Balsam Poplar Balsam poplar wood's short and fine fibers are features that allow it to go into the making of paper products, including tissues. The tree, also called black cottonwood, is a hardwood species that grows ussed most of Canada and into northern New England and the Great Lake States. A tree that requires full sun to develop, balsam poplar frequently grows in pure stands, reports the "National Audubon Society Field Guide to Trees. Eastern White Pine Eastern white pine grows rapidly and can reach heights of 80 feet, with a spread of some 40 feet.

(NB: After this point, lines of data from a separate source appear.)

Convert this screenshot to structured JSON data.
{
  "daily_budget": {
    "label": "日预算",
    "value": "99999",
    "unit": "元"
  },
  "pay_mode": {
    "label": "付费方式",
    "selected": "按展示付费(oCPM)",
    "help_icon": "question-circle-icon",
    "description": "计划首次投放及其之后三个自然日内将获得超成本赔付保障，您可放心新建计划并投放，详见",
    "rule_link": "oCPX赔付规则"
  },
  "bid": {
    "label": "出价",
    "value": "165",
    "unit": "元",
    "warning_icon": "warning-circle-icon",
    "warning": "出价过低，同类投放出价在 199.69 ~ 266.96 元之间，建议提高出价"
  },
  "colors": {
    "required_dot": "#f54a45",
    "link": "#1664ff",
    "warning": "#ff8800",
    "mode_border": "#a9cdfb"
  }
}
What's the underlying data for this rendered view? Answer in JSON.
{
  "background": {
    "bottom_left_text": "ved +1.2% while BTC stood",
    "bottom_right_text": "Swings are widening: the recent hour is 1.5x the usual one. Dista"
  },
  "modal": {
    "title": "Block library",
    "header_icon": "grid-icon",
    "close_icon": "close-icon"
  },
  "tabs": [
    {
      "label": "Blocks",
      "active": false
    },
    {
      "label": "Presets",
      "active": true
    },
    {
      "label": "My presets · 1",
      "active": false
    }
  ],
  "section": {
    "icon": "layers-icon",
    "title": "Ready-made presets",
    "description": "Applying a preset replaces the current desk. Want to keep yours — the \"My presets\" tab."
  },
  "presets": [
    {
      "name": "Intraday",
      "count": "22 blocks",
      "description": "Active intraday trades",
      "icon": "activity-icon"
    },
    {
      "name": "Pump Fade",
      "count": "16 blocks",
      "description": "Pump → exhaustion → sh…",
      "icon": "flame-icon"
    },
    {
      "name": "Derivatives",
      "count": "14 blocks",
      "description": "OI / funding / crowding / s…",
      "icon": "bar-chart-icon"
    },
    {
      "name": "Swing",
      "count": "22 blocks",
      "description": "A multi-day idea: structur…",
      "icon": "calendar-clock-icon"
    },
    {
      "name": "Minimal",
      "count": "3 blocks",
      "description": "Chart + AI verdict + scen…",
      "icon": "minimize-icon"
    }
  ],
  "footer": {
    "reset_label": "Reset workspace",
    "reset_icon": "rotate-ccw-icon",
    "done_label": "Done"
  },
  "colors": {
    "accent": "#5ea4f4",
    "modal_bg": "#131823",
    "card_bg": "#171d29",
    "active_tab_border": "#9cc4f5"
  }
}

The eastern white pine was once the most important tree in the northeastern U. It is still a prized species by the paper pulp industry and the long, straight trees go into the making of telephone poles. Eastern white pine grows over much of the East, but it was originally native only to New England, southern portions of Papeg and parts of Appalachia.